START SOURCE INFORMATION
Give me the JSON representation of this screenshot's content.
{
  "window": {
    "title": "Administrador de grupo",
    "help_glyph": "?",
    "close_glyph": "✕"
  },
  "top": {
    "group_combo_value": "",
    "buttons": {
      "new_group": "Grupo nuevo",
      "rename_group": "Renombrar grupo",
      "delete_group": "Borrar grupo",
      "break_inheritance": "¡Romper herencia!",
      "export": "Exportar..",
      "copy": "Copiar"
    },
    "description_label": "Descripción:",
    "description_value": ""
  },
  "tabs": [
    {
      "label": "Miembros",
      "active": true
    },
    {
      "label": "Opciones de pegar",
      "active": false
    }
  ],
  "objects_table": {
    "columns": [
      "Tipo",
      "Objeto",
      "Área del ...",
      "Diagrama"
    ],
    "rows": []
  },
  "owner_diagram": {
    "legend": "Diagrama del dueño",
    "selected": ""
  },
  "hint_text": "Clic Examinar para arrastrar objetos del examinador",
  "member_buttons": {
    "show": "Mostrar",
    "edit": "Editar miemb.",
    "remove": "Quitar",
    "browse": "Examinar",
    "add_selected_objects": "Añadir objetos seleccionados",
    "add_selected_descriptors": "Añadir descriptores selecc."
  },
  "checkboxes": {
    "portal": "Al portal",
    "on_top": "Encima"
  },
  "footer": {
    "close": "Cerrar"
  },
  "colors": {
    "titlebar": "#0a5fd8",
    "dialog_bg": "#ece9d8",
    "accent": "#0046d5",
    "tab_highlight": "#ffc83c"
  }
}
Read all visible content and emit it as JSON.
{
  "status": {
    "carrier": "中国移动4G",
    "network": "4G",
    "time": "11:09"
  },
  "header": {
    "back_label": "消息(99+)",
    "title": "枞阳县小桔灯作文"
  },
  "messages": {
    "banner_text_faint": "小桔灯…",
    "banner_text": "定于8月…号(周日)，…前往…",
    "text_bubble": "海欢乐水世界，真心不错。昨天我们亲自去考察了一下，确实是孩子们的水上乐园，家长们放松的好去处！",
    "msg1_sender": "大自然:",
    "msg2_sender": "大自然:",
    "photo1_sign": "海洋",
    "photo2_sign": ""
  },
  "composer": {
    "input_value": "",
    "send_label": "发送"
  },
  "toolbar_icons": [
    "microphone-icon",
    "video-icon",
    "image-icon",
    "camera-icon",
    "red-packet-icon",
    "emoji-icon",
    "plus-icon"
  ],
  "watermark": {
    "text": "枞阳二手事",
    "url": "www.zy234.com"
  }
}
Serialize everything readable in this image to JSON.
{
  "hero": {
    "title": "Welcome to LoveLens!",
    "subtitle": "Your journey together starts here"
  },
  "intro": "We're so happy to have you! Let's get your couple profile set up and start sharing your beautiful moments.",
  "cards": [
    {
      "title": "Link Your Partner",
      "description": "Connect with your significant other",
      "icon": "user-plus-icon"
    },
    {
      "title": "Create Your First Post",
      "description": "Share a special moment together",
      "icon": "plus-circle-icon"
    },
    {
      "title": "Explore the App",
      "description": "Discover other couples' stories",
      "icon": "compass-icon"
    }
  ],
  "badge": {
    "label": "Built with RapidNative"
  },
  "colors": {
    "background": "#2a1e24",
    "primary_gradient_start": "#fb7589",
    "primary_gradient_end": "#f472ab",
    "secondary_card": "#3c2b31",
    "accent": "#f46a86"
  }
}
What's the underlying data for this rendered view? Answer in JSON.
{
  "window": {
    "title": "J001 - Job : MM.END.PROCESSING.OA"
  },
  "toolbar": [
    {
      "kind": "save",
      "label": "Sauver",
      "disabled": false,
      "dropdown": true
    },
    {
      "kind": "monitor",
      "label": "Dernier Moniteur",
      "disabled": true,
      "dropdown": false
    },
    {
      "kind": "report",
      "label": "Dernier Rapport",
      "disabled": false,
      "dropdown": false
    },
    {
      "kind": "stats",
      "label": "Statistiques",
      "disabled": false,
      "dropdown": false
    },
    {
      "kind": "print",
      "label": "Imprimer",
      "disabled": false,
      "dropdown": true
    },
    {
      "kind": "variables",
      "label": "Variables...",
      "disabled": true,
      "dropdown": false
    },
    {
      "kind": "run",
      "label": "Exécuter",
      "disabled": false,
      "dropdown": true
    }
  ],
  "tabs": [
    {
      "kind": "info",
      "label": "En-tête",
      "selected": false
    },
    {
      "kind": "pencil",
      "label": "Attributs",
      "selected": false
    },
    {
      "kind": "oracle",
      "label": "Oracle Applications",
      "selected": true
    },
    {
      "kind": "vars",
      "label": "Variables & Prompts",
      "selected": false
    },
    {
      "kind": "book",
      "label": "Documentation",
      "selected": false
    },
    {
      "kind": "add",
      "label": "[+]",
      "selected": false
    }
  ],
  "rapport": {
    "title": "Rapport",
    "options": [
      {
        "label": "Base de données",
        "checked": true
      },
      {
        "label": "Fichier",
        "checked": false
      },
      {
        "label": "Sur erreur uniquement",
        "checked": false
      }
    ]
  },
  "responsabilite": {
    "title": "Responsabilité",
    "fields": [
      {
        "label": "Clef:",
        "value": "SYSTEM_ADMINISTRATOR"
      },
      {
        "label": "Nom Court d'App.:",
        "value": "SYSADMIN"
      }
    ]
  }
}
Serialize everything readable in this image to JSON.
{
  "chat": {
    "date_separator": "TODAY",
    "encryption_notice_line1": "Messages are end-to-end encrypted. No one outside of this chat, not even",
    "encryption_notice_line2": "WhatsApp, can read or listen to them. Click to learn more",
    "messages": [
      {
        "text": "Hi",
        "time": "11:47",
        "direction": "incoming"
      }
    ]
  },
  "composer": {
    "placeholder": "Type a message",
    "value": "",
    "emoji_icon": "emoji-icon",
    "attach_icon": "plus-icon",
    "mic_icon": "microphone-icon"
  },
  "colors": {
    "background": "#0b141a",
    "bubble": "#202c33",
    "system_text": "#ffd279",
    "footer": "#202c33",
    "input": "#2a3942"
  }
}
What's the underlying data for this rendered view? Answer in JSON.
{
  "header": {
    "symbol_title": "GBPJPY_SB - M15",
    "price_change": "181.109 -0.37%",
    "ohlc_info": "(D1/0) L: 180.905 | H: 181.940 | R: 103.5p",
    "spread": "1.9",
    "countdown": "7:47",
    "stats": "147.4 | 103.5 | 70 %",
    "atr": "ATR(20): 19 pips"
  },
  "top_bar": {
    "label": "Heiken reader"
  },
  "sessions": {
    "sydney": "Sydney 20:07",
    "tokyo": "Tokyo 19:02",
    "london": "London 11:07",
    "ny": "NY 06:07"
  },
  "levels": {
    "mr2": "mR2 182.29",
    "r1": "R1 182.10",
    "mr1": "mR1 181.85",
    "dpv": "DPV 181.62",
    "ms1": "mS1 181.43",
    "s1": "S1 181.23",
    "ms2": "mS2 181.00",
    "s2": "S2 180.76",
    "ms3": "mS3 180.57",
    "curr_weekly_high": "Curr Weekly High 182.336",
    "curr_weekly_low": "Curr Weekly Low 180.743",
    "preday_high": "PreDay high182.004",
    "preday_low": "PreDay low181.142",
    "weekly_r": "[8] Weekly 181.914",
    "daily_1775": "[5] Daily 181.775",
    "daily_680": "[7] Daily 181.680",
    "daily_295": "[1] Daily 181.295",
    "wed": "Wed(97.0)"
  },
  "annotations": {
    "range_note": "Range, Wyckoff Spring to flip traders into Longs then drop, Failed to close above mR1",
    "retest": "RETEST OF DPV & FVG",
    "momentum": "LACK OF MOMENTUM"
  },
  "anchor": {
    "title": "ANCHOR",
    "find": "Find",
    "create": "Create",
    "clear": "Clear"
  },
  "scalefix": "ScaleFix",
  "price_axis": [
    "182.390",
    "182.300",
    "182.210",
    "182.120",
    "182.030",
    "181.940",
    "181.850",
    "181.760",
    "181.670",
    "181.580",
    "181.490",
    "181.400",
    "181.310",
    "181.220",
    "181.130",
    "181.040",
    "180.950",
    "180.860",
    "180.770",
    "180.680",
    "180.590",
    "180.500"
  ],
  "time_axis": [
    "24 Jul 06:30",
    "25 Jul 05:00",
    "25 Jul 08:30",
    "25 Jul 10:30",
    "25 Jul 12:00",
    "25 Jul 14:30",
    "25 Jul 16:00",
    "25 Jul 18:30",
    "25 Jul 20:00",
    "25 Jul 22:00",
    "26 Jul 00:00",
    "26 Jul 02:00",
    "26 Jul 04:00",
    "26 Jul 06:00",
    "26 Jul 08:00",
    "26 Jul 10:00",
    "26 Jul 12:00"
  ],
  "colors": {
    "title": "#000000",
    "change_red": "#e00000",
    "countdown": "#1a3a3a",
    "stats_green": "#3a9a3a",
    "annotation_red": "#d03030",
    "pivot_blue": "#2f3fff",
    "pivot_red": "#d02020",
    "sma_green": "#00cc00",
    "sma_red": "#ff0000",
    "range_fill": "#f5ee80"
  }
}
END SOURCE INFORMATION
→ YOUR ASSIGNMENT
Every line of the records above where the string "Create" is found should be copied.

→ TASK OUTPUT
      "title": "Create Your First Post",
    "create": "Create",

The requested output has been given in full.